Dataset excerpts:
* * *
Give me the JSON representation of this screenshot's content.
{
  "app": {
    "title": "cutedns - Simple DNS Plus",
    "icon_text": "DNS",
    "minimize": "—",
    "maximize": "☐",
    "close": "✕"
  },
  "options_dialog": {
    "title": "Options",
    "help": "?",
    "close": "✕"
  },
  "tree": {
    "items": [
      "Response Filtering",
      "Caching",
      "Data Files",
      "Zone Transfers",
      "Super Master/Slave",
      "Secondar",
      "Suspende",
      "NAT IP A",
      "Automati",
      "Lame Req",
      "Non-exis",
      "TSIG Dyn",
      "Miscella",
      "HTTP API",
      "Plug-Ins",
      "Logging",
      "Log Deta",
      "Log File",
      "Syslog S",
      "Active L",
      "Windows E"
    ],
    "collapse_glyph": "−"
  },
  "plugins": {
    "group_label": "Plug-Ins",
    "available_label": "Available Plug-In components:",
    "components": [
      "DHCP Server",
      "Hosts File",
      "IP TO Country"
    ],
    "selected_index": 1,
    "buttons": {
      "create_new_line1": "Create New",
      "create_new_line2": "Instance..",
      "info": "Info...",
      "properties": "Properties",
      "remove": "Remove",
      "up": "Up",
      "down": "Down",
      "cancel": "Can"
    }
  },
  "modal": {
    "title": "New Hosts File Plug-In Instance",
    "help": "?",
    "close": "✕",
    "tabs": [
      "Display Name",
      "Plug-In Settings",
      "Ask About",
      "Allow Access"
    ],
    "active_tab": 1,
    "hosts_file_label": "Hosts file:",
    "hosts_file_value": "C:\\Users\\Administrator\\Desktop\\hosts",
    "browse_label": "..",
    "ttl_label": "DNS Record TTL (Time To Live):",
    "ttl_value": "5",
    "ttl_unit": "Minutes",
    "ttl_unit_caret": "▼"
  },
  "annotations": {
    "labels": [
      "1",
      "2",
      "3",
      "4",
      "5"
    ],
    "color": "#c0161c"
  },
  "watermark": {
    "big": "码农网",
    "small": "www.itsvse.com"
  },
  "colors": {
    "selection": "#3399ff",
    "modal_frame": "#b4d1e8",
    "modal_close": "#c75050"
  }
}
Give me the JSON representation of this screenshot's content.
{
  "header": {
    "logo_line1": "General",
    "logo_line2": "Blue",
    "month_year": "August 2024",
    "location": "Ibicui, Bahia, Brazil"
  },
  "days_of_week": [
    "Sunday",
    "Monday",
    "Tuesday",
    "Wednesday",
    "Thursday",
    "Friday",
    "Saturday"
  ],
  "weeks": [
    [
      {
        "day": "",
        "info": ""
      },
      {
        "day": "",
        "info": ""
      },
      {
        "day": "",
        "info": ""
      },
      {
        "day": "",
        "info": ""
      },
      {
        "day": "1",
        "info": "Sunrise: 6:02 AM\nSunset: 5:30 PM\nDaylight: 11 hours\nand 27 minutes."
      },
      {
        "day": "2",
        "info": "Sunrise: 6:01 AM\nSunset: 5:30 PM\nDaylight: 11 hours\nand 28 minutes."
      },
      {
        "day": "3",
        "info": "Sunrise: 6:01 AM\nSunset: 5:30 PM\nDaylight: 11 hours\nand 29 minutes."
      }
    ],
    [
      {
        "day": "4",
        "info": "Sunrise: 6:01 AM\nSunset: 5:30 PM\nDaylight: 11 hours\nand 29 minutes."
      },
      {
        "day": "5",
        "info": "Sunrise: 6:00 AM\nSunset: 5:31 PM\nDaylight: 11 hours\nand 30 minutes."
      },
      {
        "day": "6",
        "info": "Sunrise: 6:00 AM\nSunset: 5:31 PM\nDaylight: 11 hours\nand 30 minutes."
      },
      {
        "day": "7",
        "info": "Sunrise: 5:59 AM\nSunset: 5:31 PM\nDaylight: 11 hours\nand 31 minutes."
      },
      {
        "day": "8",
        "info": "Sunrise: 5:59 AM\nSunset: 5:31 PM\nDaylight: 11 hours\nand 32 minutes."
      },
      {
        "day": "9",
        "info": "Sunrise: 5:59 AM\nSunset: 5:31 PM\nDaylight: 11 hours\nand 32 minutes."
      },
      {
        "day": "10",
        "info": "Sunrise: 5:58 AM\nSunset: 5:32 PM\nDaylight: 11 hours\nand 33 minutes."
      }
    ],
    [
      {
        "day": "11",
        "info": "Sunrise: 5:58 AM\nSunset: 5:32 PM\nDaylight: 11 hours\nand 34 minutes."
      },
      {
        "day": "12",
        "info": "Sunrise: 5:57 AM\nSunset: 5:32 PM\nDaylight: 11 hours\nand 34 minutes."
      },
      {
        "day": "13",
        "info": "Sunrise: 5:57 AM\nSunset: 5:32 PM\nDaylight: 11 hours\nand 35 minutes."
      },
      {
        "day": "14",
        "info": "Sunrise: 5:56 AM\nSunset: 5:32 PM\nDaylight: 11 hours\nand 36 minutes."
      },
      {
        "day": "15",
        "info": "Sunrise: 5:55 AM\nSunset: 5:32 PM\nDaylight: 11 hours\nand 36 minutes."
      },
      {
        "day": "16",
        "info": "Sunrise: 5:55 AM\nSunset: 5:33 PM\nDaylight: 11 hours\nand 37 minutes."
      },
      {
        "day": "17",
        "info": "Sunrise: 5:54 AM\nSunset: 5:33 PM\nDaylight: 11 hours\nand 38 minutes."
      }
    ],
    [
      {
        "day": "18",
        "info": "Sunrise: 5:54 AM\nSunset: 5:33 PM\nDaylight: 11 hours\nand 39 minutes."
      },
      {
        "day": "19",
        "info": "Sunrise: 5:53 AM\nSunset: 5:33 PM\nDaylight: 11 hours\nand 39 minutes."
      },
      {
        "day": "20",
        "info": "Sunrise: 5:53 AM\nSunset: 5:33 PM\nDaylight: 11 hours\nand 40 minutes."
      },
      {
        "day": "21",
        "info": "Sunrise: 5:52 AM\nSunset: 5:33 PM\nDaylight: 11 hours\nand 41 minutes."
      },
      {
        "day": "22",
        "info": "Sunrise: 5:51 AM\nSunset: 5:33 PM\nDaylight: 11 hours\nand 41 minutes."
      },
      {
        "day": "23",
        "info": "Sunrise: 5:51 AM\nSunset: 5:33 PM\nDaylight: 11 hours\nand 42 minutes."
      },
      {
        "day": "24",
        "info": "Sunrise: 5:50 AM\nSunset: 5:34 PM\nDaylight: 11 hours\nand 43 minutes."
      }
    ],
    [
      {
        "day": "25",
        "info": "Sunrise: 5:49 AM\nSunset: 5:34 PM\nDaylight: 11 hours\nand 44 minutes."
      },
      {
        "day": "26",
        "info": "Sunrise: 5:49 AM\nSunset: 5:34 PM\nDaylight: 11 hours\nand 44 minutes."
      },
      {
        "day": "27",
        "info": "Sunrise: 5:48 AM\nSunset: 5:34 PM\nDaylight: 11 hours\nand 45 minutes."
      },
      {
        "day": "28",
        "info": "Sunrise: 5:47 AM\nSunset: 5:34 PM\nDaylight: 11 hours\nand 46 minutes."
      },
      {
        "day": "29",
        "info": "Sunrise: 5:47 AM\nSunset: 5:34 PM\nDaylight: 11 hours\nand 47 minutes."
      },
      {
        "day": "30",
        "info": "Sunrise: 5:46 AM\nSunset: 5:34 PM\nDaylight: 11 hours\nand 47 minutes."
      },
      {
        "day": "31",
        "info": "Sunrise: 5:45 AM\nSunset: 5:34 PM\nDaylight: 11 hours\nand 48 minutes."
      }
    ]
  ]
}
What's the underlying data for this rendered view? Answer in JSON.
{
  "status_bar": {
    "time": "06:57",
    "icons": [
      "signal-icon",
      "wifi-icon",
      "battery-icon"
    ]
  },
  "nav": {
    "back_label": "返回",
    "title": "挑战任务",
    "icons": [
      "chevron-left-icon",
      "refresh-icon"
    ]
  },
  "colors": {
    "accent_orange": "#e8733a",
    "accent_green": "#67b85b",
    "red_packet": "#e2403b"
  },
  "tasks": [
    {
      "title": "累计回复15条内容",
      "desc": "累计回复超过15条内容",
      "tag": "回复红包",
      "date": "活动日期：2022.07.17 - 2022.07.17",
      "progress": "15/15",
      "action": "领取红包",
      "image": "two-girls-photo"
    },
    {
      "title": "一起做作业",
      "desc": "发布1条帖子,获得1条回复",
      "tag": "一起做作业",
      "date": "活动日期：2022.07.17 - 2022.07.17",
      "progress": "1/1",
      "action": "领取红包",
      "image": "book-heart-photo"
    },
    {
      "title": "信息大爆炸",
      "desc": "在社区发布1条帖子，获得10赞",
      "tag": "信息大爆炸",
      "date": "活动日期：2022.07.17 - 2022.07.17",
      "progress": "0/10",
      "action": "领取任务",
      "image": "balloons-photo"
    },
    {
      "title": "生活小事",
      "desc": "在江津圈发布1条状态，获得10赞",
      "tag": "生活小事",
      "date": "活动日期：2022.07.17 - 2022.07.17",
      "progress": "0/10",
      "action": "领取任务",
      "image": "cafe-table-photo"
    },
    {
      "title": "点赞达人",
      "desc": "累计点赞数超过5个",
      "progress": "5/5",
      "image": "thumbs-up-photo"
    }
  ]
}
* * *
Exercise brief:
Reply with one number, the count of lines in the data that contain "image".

Exercise answer:
5